Lottery is a form of gambling wherein participants buy tickets for a chance to win prizes. The prizes may consist of cash or goods. The odds of winning depend on how many tickets are sold and the price of the ticket. The prize fund can be a fixed amount or a percentage of total receipts. Generally, the higher the number of tickets purchased, the lower the odds are. Some governments prohibit lotteries while others endorse and regulate them. In some cases, the prizes are real estate or other valuable items.

Lotteries are a popular source of public revenue, raising billions in the US alone. However, they are not without costs. Lottery organizers have to spend considerable time and money promoting the lottery and educating potential participants on how to play it responsibly. In addition, the winners are likely to spend the bulk of their prize money on luxury items and other non-lottery-related expenses. Moreover, state budgets may be significantly affected by the large sums of money that are distributed to individuals who won the lottery.

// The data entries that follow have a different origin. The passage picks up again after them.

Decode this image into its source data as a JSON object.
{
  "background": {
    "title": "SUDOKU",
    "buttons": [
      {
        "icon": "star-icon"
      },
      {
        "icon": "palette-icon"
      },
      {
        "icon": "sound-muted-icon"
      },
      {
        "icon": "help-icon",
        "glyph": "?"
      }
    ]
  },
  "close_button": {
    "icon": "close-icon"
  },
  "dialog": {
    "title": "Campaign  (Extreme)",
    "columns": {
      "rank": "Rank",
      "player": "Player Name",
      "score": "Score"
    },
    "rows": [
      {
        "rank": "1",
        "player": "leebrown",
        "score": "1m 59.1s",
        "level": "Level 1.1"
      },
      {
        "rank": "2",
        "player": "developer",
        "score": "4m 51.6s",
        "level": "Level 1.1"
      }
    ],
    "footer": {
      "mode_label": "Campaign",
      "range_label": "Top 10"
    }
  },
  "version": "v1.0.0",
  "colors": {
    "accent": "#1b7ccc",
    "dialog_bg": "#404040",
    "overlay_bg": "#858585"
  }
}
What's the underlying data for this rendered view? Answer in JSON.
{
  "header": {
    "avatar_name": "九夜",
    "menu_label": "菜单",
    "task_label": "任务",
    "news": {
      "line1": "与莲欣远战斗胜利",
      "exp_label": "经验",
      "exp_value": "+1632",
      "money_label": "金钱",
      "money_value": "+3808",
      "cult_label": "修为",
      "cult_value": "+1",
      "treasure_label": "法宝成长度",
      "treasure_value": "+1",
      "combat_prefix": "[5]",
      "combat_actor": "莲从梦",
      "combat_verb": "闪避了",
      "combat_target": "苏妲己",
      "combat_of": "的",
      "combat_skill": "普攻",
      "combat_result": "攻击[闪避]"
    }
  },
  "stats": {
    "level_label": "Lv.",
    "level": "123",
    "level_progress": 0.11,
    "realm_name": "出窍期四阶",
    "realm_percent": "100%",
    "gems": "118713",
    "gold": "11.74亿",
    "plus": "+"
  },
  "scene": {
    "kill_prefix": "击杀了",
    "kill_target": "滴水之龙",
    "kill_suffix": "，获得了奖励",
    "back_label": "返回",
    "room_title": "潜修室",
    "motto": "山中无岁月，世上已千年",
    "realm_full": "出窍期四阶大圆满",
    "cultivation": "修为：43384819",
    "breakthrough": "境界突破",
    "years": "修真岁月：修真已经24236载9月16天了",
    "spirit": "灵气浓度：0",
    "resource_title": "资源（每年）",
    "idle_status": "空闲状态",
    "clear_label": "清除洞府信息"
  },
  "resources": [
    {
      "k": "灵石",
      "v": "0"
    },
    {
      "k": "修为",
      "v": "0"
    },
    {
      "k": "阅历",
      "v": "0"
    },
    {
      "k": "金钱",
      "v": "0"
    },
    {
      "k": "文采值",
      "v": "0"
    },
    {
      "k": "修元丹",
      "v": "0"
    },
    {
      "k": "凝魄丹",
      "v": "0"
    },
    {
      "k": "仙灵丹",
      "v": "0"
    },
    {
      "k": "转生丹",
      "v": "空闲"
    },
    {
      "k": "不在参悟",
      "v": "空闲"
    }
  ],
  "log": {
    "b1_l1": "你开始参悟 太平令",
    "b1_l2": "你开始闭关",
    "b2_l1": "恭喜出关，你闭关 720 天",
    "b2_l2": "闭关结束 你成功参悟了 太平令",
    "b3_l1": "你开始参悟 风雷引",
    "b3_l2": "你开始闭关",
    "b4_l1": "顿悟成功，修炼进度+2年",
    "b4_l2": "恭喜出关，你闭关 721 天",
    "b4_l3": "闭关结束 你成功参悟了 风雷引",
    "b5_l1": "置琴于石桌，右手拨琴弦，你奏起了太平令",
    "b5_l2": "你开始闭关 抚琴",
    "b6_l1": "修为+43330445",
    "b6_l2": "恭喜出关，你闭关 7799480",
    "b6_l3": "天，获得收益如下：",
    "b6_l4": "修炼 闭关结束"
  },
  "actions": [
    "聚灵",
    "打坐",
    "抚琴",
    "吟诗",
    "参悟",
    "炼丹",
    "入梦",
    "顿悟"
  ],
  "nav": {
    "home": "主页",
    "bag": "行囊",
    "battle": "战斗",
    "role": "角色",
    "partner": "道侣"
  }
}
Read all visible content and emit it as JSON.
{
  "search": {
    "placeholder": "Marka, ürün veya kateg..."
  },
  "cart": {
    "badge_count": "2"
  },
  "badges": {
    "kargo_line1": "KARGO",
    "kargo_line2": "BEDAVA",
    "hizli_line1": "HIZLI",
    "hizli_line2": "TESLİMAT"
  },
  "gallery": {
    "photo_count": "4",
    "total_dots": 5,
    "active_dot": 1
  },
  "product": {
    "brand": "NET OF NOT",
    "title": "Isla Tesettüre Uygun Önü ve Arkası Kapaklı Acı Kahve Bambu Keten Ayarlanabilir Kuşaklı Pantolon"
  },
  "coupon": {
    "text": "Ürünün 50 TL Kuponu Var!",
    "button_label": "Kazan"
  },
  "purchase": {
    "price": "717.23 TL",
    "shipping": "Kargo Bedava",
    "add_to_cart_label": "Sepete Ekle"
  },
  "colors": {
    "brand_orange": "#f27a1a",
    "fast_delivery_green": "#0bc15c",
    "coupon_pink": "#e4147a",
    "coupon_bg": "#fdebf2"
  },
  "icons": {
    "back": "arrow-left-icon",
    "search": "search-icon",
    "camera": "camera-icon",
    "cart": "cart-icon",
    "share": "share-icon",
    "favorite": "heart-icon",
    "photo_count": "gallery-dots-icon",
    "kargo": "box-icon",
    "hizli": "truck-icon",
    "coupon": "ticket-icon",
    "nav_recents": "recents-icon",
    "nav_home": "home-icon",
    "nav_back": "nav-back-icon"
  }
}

A common misconception about lotteries is that winning one is a matter of luck. In reality, you can greatly improve your chances of winning by following a few simple rules. Those rules include choosing a number that has not won recently, covering as much of the available pool as possible, and avoiding numbers that cluster together or end with the same digits. In addition, you should avoid numbers that are popular or recognizable. This is because most people will choose those numbers, which significantly reduces your chances of winning.

Although there are many different ways to win the lottery, you can increase your chances of success by using a strategy that takes into account both your favorite numbers and the current lottery rules. If you’re not familiar with these rules, consult the official lottery website to learn more. In addition, you should never invest more money in the lottery than you can afford to lose. Moreover, you should only use the money that you have set aside for entertainment purposes. Lastly, you should always consider the expected value (EV) when deciding whether to play the lottery.

The term lottery is probably derived from the Middle Dutch word loterie, which is thought to be a calque on Old French lotterie, the action of drawing lots. During the 1500s, Francis I of France introduced the first French lotteries as a way to raise funds for his kingdom. While these efforts were initially successful, they eventually became a scandal and were abandoned for two centuries. However, in the 17th century, Louis XIV revived the Loterie Royale and it became a highly popular activity. The popularity of the lottery has since continued to grow worldwide, despite numerous criticisms and debates over its ethics and morality.